PM: Let’s talk about your trip to Atlantic City for the Miss America pageant. What was your highlight?
LH: I had a lot of highlights on my trip to Atlantic City, but I’d say probably my favorite part was the day that I got spend with the teens. Since I got crowned so late before Miss America’s Outstanding Teen, I really hadn’t had an opportunity to meet a lot of the state titleholders for Outstanding Teen. So, it was really, really fun to spend the day with them in a noncompetitive environment. The first thing that we did in the morning was volunteer at a food bank. It was an incredible experience, because all of the teens really just let their hair down and had that opportunity to donate our time and give back to those who aren’t as fortunate and aren’t as lucky as we are to have what we do.
Not only was it a fun bonding experience, but it was great with a little friendly competition. We tried to beat the goal of last year’s teams for stacking the most canned food items to distribute to the less fortunate of New Jersey. We all had fun doing it.
PM: Do you have the proverbial bucket list for the rest of the year?
LH: I think that mostly my bucket list just includes honestly getting to travel and getting to spread my message, not only Check Yes for Life, but just encouraging people to show love with your life throughout our country.
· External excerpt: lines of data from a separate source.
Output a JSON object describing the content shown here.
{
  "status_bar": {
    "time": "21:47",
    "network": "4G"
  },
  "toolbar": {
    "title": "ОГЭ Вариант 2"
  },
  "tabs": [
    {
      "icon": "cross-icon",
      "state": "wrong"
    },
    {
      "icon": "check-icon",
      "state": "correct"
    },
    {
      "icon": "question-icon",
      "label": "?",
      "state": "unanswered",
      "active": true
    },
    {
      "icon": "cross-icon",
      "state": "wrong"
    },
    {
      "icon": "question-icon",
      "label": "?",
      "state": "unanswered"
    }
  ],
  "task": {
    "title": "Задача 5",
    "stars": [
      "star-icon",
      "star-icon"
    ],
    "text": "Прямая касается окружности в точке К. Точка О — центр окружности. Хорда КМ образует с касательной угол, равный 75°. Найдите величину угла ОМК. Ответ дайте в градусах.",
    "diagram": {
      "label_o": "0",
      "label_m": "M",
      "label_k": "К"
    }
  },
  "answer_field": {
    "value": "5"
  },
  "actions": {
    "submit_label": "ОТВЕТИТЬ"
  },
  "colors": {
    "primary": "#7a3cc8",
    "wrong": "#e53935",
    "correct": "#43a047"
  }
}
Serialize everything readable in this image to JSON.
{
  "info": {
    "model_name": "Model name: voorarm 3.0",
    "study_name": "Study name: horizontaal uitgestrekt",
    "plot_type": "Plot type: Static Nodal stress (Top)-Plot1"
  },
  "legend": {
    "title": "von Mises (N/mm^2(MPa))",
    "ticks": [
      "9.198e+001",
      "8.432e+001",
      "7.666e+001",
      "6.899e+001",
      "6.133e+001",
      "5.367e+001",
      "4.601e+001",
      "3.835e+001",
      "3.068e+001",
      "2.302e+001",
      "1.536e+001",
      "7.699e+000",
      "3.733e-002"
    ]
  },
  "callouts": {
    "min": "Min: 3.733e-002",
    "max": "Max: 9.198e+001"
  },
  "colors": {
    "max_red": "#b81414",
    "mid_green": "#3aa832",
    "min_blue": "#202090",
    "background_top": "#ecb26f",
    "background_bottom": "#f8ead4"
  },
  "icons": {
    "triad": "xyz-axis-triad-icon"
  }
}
I would love to have the opportunity to go on some cool experiences and appearance opportunities with Nia, the reigning Miss America.
We’re both classical opera singers, so that’s really cool to me. We’re both passionate advocates for arts and education and avid CMN volunteers. We have so much in common, and I hope that we get to do a lot together this year. That’s definitely on my bucket list, for sure.
PM: What advice do you have for those considering competing in Miss America’s Outstanding Teen?
LH: My best advice would be for all of the teens that are considering competing or maybe have competed before and aren’t sure if this is for them, I would say, “You need to sit back and look inside yourself. And when you do that, if you realize that this is where your heart is, if your heart lies in those four points of the crown, the service, the scholarship, the style and the success, then put your best foot forward in everything that you do to go for all of the goals that you have. And if you do that you can really reach anything.”